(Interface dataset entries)
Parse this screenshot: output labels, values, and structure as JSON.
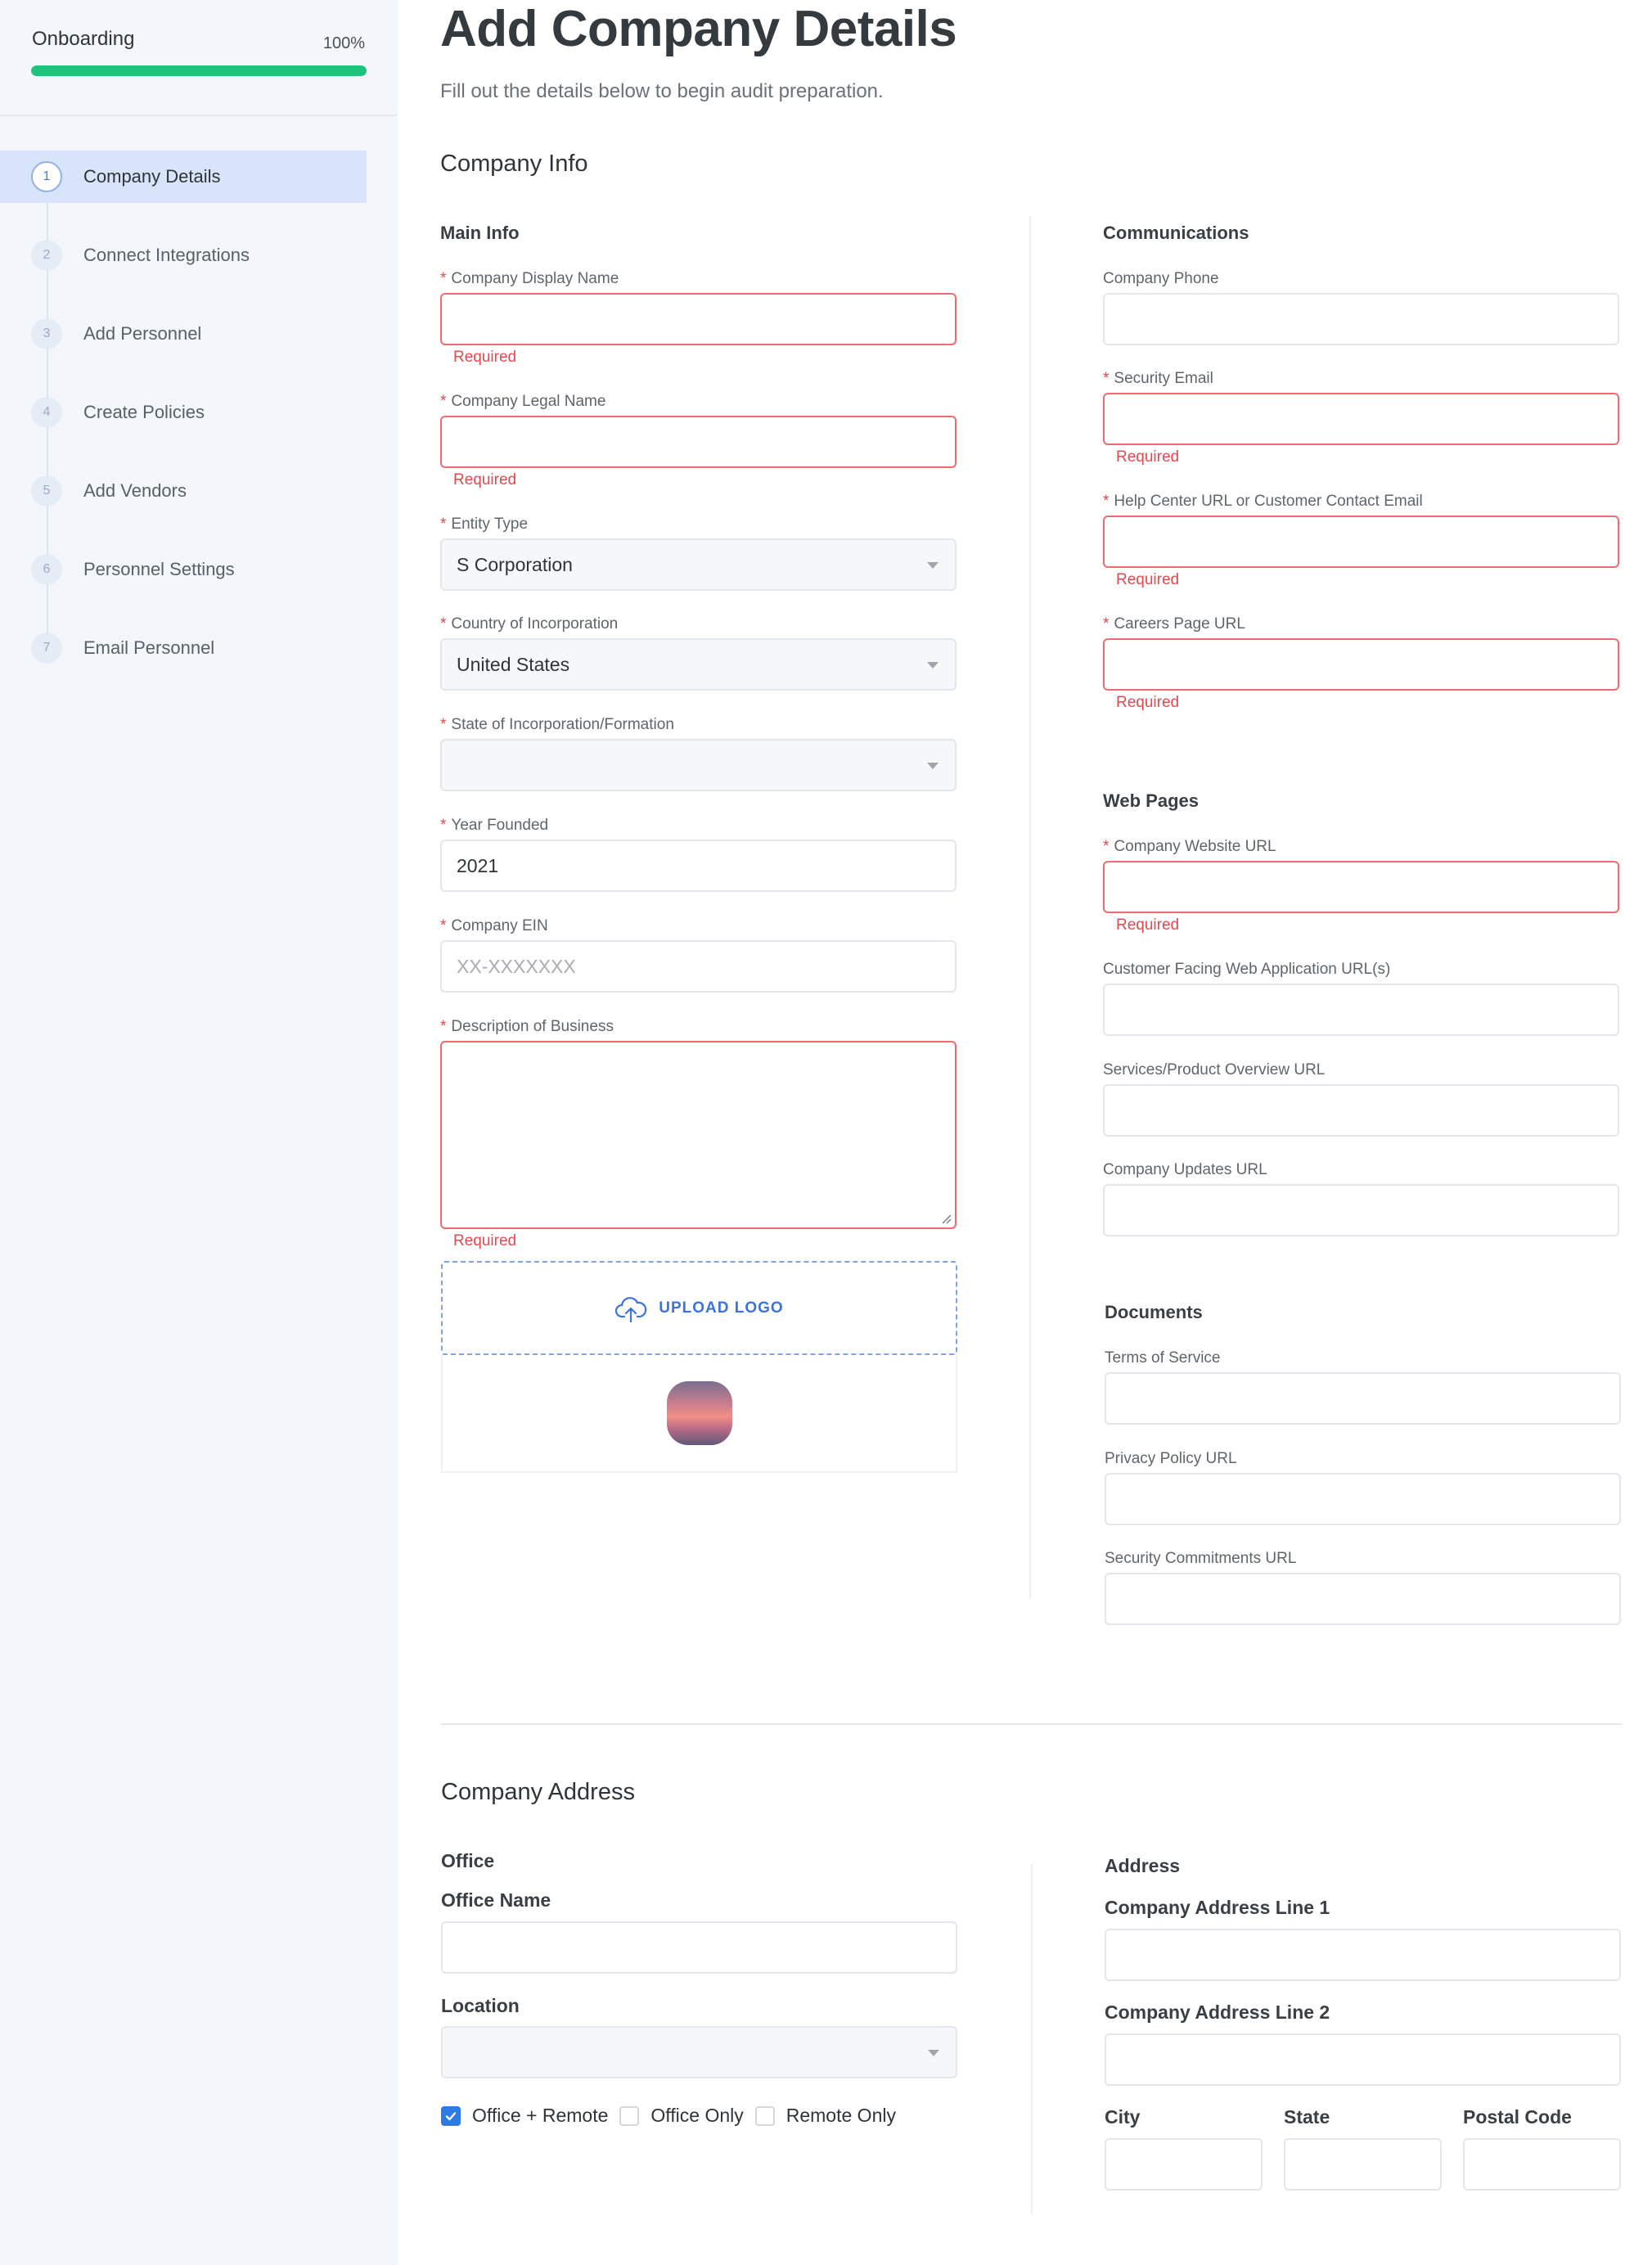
{
  "sidebar": {
    "title": "Onboarding",
    "progress_percent": "100%",
    "progress_value": 1.0,
    "steps": [
      {
        "num": "1",
        "label": "Company Details"
      },
      {
        "num": "2",
        "label": "Connect Integrations"
      },
      {
        "num": "3",
        "label": "Add Personnel"
      },
      {
        "num": "4",
        "label": "Create Policies"
      },
      {
        "num": "5",
        "label": "Add Vendors"
      },
      {
        "num": "6",
        "label": "Personnel Settings"
      },
      {
        "num": "7",
        "label": "Email Personnel"
      }
    ],
    "active_step": 1
  },
  "page": {
    "title": "Add Company Details",
    "subtitle": "Fill out the details below to begin audit preparation."
  },
  "company_info": {
    "title": "Company Info",
    "main_info": {
      "title": "Main Info",
      "display_name_label": "Company Display Name",
      "legal_name_label": "Company Legal Name",
      "entity_type_label": "Entity Type",
      "entity_type_value": "S Corporation",
      "country_label": "Country of Incorporation",
      "country_value": "United States",
      "state_label": "State of Incorporation/Formation",
      "state_value": "",
      "year_label": "Year Founded",
      "year_value": "2021",
      "ein_label": "Company EIN",
      "ein_placeholder": "XX-XXXXXXX",
      "description_label": "Description of Business",
      "upload_label": "UPLOAD LOGO"
    },
    "communications": {
      "title": "Communications",
      "phone_label": "Company Phone",
      "security_email_label": "Security Email",
      "help_center_label": "Help Center URL or Customer Contact Email",
      "careers_label": "Careers Page URL"
    },
    "web_pages": {
      "title": "Web Pages",
      "website_label": "Company Website URL",
      "web_app_label": "Customer Facing Web Application URL(s)",
      "overview_label": "Services/Product Overview URL",
      "updates_label": "Company Updates URL"
    },
    "documents": {
      "title": "Documents",
      "tos_label": "Terms of Service",
      "privacy_label": "Privacy Policy URL",
      "security_commitments_label": "Security Commitments URL"
    },
    "required_text": "Required",
    "required_marker": "*"
  },
  "company_address": {
    "title": "Company Address",
    "office": {
      "title": "Office",
      "name_label": "Office Name",
      "location_label": "Location",
      "options": [
        "Office + Remote",
        "Office Only",
        "Remote Only"
      ],
      "selected_option": "Office + Remote"
    },
    "address": {
      "title": "Address",
      "line1_label": "Company Address Line 1",
      "line2_label": "Company Address Line 2",
      "city_label": "City",
      "state_label": "State",
      "postal_label": "Postal Code"
    }
  },
  "colors": {
    "accent": "#2f7ae5",
    "progress": "#1fc37c",
    "error": "#e5484d",
    "sidebar_bg": "#f3f6fb",
    "active_step_bg": "#d8e4f9"
  }
}
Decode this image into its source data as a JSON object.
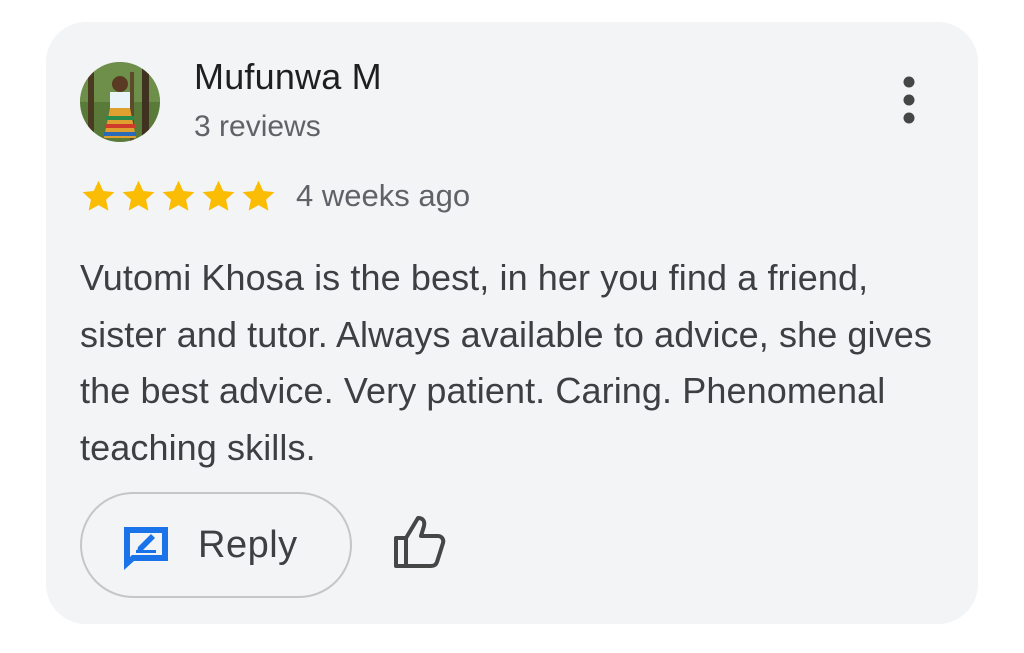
{
  "review": {
    "reviewer_name": "Mufunwa M",
    "reviewer_meta": "3 reviews",
    "rating": 5,
    "rating_max": 5,
    "time_ago": "4 weeks ago",
    "text": "Vutomi Khosa is the best, in her you find a friend, sister and tutor. Always available to advice, she gives the best advice. Very patient. Caring. Phenomenal teaching skills."
  },
  "actions": {
    "reply_label": "Reply",
    "reply_icon": "reply-edit-icon",
    "like_icon": "thumbs-up-icon",
    "more_icon": "more-vert-icon"
  },
  "colors": {
    "card_background": "#f3f4f6",
    "star": "#fbbc04",
    "reply_icon": "#1a73e8",
    "primary_text": "#1f1f1f",
    "secondary_text": "#5f6368",
    "body_text": "#3c4043"
  }
}
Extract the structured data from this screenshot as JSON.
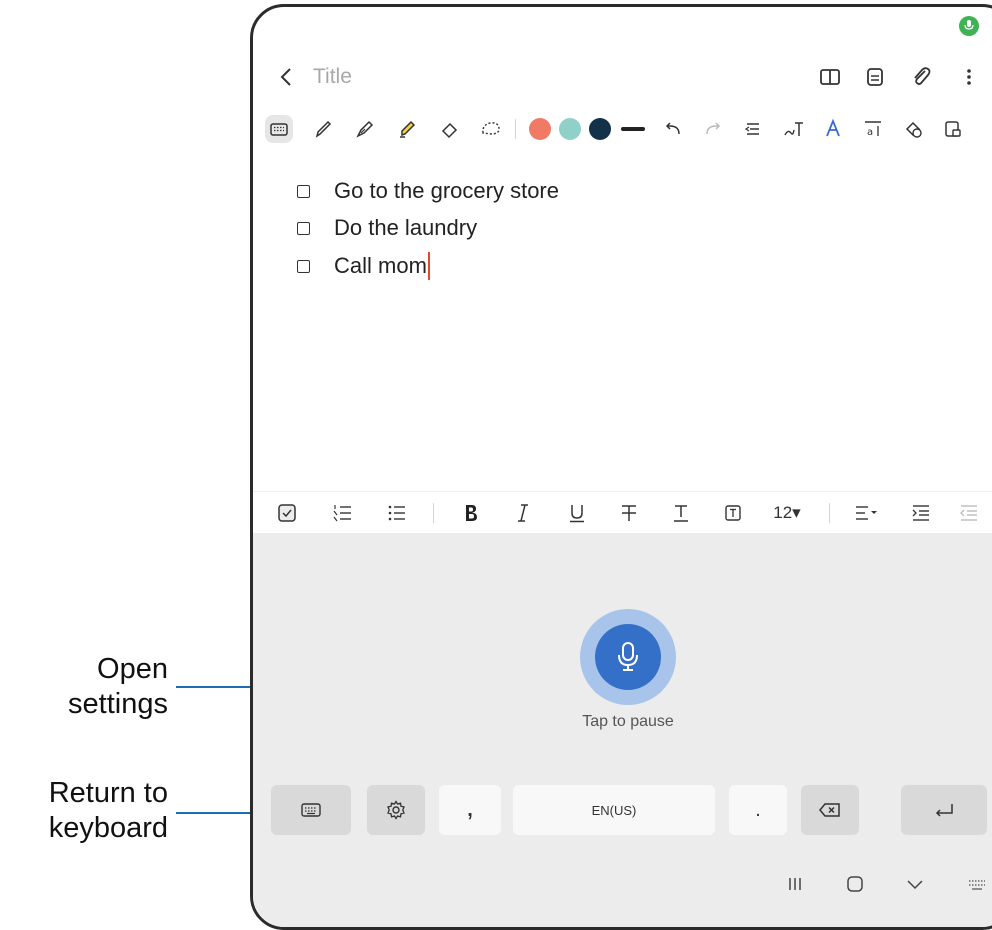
{
  "note": {
    "title_placeholder": "Title",
    "items": [
      {
        "text": "Go to the grocery store",
        "checked": false
      },
      {
        "text": "Do the laundry",
        "checked": false
      },
      {
        "text": "Call mom",
        "checked": false
      }
    ]
  },
  "pen_colors": [
    "#f07a63",
    "#8fd1c8",
    "#13324a"
  ],
  "format_bar": {
    "font_size": "12▾"
  },
  "voice": {
    "status_label": "Tap to pause",
    "keys": {
      "comma": ",",
      "space": "EN(US)",
      "period": "."
    }
  },
  "callouts": {
    "open_settings": "Open\nsettings",
    "return_keyboard": "Return to\nkeyboard"
  },
  "colors": {
    "mic_blue": "#3570c8",
    "mic_halo": "#a9c4ea",
    "recording_indicator": "#3eb255",
    "callout_line": "#1f6fb0"
  }
}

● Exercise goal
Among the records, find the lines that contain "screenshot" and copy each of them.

● Solution for this problem
Parse this screenshot: output labels, values, and structure as JSON.
Extract the structured data from this screenshot as JSON.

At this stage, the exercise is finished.